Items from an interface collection

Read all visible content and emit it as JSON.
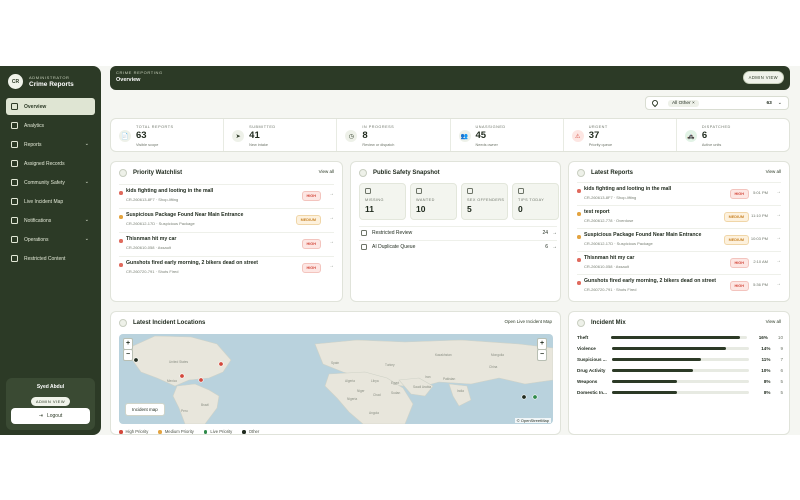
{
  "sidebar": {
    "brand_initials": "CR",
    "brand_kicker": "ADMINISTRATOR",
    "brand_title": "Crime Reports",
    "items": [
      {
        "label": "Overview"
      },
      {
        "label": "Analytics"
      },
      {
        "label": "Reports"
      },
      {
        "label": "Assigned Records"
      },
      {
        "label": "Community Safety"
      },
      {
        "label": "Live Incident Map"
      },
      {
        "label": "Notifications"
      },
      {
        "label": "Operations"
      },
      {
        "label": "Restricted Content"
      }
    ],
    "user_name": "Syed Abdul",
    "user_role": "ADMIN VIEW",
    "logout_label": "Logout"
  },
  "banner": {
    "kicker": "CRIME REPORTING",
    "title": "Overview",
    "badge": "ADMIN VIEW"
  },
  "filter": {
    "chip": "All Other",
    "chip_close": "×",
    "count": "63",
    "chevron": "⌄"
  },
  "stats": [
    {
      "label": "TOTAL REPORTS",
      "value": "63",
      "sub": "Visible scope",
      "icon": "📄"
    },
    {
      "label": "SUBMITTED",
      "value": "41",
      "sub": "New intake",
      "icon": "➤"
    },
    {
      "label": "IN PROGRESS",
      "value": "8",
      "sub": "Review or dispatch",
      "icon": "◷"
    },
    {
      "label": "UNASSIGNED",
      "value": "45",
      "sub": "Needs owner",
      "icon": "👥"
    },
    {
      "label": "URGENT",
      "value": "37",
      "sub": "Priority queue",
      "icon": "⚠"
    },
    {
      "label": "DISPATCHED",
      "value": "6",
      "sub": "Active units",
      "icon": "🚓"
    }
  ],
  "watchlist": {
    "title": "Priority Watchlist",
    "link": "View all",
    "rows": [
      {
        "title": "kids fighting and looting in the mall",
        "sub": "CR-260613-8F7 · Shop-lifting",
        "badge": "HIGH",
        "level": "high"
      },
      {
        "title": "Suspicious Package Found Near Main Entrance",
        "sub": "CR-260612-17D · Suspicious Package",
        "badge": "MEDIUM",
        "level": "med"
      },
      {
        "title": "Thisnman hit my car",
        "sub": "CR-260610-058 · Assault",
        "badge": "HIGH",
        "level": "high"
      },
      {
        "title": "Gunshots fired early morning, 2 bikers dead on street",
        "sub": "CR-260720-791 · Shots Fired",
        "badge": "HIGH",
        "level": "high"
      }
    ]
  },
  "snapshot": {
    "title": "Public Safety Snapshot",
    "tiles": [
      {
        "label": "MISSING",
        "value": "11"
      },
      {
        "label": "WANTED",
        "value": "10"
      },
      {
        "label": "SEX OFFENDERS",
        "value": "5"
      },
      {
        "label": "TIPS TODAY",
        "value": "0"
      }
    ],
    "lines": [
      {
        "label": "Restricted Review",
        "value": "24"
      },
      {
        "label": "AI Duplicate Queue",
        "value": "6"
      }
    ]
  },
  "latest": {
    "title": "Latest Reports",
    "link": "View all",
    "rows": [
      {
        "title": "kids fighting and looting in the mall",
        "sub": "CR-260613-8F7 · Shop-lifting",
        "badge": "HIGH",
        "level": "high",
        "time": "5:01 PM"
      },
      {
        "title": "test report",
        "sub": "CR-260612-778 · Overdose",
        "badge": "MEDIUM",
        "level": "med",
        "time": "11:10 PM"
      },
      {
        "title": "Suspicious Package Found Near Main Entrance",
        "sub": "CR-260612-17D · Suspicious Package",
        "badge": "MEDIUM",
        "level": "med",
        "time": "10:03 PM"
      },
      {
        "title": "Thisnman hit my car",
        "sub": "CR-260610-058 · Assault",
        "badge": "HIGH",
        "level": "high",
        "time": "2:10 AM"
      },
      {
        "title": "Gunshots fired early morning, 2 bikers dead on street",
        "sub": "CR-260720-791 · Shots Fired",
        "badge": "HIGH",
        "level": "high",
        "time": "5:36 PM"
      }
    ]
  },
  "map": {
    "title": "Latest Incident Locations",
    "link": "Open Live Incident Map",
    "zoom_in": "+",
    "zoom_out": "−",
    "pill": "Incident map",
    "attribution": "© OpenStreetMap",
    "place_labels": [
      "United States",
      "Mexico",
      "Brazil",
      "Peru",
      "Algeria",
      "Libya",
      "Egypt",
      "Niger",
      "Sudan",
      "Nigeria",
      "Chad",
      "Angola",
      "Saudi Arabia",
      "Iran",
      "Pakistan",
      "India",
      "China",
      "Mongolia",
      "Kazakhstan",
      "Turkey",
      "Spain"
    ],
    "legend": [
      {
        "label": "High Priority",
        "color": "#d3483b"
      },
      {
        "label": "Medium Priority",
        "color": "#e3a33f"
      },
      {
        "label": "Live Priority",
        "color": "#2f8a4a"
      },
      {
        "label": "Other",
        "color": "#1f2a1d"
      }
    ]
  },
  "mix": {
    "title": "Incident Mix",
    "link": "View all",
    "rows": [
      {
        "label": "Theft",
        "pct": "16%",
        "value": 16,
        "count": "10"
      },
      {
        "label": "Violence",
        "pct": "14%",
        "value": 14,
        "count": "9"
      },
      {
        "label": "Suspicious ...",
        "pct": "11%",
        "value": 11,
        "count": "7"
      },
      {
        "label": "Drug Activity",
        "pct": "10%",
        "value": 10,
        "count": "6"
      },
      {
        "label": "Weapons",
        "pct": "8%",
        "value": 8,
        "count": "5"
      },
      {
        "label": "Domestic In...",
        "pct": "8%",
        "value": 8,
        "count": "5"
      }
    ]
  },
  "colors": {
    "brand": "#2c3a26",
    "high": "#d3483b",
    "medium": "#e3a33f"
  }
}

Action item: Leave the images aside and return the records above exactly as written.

Written response:
Read all visible content and emit it as JSON.
{
  "sidebar": {
    "brand_initials": "CR",
    "brand_kicker": "ADMINISTRATOR",
    "brand_title": "Crime Reports",
    "items": [
      {
        "label": "Overview"
      },
      {
        "label": "Analytics"
      },
      {
        "label": "Reports"
      },
      {
        "label": "Assigned Records"
      },
      {
        "label": "Community Safety"
      },
      {
        "label": "Live Incident Map"
      },
      {
        "label": "Notifications"
      },
      {
        "label": "Operations"
      },
      {
        "label": "Restricted Content"
      }
    ],
    "user_name": "Syed Abdul",
    "user_role": "ADMIN VIEW",
    "logout_label": "Logout"
  },
  "banner": {
    "kicker": "CRIME REPORTING",
    "title": "Overview",
    "badge": "ADMIN VIEW"
  },
  "filter": {
    "chip": "All Other",
    "chip_close": "×",
    "count": "63",
    "chevron": "⌄"
  },
  "stats": [
    {
      "label": "TOTAL REPORTS",
      "value": "63",
      "sub": "Visible scope",
      "icon": "📄"
    },
    {
      "label": "SUBMITTED",
      "value": "41",
      "sub": "New intake",
      "icon": "➤"
    },
    {
      "label": "IN PROGRESS",
      "value": "8",
      "sub": "Review or dispatch",
      "icon": "◷"
    },
    {
      "label": "UNASSIGNED",
      "value": "45",
      "sub": "Needs owner",
      "icon": "👥"
    },
    {
      "label": "URGENT",
      "value": "37",
      "sub": "Priority queue",
      "icon": "⚠"
    },
    {
      "label": "DISPATCHED",
      "value": "6",
      "sub": "Active units",
      "icon": "🚓"
    }
  ],
  "watchlist": {
    "title": "Priority Watchlist",
    "link": "View all",
    "rows": [
      {
        "title": "kids fighting and looting in the mall",
        "sub": "CR-260613-8F7 · Shop-lifting",
        "badge": "HIGH",
        "level": "high"
      },
      {
        "title": "Suspicious Package Found Near Main Entrance",
        "sub": "CR-260612-17D · Suspicious Package",
        "badge": "MEDIUM",
        "level": "med"
      },
      {
        "title": "Thisnman hit my car",
        "sub": "CR-260610-058 · Assault",
        "badge": "HIGH",
        "level": "high"
      },
      {
        "title": "Gunshots fired early morning, 2 bikers dead on street",
        "sub": "CR-260720-791 · Shots Fired",
        "badge": "HIGH",
        "level": "high"
      }
    ]
  },
  "snapshot": {
    "title": "Public Safety Snapshot",
    "tiles": [
      {
        "label": "MISSING",
        "value": "11"
      },
      {
        "label": "WANTED",
        "value": "10"
      },
      {
        "label": "SEX OFFENDERS",
        "value": "5"
      },
      {
        "label": "TIPS TODAY",
        "value": "0"
      }
    ],
    "lines": [
      {
        "label": "Restricted Review",
        "value": "24"
      },
      {
        "label": "AI Duplicate Queue",
        "value": "6"
      }
    ]
  },
  "latest": {
    "title": "Latest Reports",
    "link": "View all",
    "rows": [
      {
        "title": "kids fighting and looting in the mall",
        "sub": "CR-260613-8F7 · Shop-lifting",
        "badge": "HIGH",
        "level": "high",
        "time": "5:01 PM"
      },
      {
        "title": "test report",
        "sub": "CR-260612-778 · Overdose",
        "badge": "MEDIUM",
        "level": "med",
        "time": "11:10 PM"
      },
      {
        "title": "Suspicious Package Found Near Main Entrance",
        "sub": "CR-260612-17D · Suspicious Package",
        "badge": "MEDIUM",
        "level": "med",
        "time": "10:03 PM"
      },
      {
        "title": "Thisnman hit my car",
        "sub": "CR-260610-058 · Assault",
        "badge": "HIGH",
        "level": "high",
        "time": "2:10 AM"
      },
      {
        "title": "Gunshots fired early morning, 2 bikers dead on street",
        "sub": "CR-260720-791 · Shots Fired",
        "badge": "HIGH",
        "level": "high",
        "time": "5:36 PM"
      }
    ]
  },
  "map": {
    "title": "Latest Incident Locations",
    "link": "Open Live Incident Map",
    "zoom_in": "+",
    "zoom_out": "−",
    "pill": "Incident map",
    "attribution": "© OpenStreetMap",
    "place_labels": [
      "United States",
      "Mexico",
      "Brazil",
      "Peru",
      "Algeria",
      "Libya",
      "Egypt",
      "Niger",
      "Sudan",
      "Nigeria",
      "Chad",
      "Angola",
      "Saudi Arabia",
      "Iran",
      "Pakistan",
      "India",
      "China",
      "Mongolia",
      "Kazakhstan",
      "Turkey",
      "Spain"
    ],
    "legend": [
      {
        "label": "High Priority",
        "color": "#d3483b"
      },
      {
        "label": "Medium Priority",
        "color": "#e3a33f"
      },
      {
        "label": "Live Priority",
        "color": "#2f8a4a"
      },
      {
        "label": "Other",
        "color": "#1f2a1d"
      }
    ]
  },
  "mix": {
    "title": "Incident Mix",
    "link": "View all",
    "rows": [
      {
        "label": "Theft",
        "pct": "16%",
        "value": 16,
        "count": "10"
      },
      {
        "label": "Violence",
        "pct": "14%",
        "value": 14,
        "count": "9"
      },
      {
        "label": "Suspicious ...",
        "pct": "11%",
        "value": 11,
        "count": "7"
      },
      {
        "label": "Drug Activity",
        "pct": "10%",
        "value": 10,
        "count": "6"
      },
      {
        "label": "Weapons",
        "pct": "8%",
        "value": 8,
        "count": "5"
      },
      {
        "label": "Domestic In...",
        "pct": "8%",
        "value": 8,
        "count": "5"
      }
    ]
  },
  "colors": {
    "brand": "#2c3a26",
    "high": "#d3483b",
    "medium": "#e3a33f"
  }
}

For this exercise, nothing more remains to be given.